Research shows this may have antioxidant, pain-relief, anti-inflammatory, and brain-protective properties. Many antioxidants in spirulina have anti-inflammatory effects in the body.Need a quick and easy recipe to add electrolytes to your dogs diet? Thanks to Perfectly Rawsome - check out these Blue Electrolyte Bites Recipe!
1. Cottage Cheese-10.7oz (302g)
2. Coconut Water-0.5 cup (120g)
3. Blueberries-3.5oz (100g)
4. Presoaked Raw Sunflower Seeds-1.6oz (45g)
5. Coconut Oil-2.25tbsp (30.6g)
6. Honey-1 tbsp (21g)
7. Ground Chia Seeds-0.2oz (5g)
8. Wildly Blended Blue Spirulina-0.5tbsp (3.5g)
9. Egg Shell Powder-1.25g
- Combine Ingredients
- Combine all ingredients into a blender and blend on high until it is thoroughly mixed and has a creamy texture.
- Portion & Freeze
- Pour mixture into ice cube trays or into silicone molds for portion sizes then freeze.
- Serve & watch your dog enjoy!

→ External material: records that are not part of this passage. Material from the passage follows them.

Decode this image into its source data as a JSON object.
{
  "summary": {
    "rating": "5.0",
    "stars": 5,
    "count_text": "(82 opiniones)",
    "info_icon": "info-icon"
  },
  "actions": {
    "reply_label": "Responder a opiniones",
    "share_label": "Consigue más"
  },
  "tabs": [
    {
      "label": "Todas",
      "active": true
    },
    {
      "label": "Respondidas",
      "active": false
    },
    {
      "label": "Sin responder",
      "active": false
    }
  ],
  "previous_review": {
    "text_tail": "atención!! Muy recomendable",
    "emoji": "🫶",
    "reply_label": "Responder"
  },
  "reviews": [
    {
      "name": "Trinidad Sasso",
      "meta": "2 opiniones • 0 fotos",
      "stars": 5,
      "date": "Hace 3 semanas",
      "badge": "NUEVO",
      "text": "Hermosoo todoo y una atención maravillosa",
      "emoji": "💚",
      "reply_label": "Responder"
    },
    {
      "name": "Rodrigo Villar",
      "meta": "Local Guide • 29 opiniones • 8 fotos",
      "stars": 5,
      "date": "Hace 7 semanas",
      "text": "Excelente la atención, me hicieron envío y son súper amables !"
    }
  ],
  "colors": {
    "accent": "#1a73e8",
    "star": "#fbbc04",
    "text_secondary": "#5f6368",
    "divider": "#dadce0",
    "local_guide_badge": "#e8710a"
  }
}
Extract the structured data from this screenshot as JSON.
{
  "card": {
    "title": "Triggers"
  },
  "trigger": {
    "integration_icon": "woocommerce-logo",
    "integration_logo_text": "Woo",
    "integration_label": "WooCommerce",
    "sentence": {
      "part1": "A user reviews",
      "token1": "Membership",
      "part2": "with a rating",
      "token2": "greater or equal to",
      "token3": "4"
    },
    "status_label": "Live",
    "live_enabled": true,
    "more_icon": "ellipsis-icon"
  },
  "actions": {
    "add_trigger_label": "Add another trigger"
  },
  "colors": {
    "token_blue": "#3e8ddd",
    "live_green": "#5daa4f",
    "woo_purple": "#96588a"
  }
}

Feeding a hydrated diet like the Volhard Natural Diet and our tried-and-true tips, your puppy will be more than ready and happy to enjoy the warm summer days without fear of dehydration or an electrolyte imbalance. Would you like to learn more about proper hydration in dogs? Feel free to contact us or check out our blog!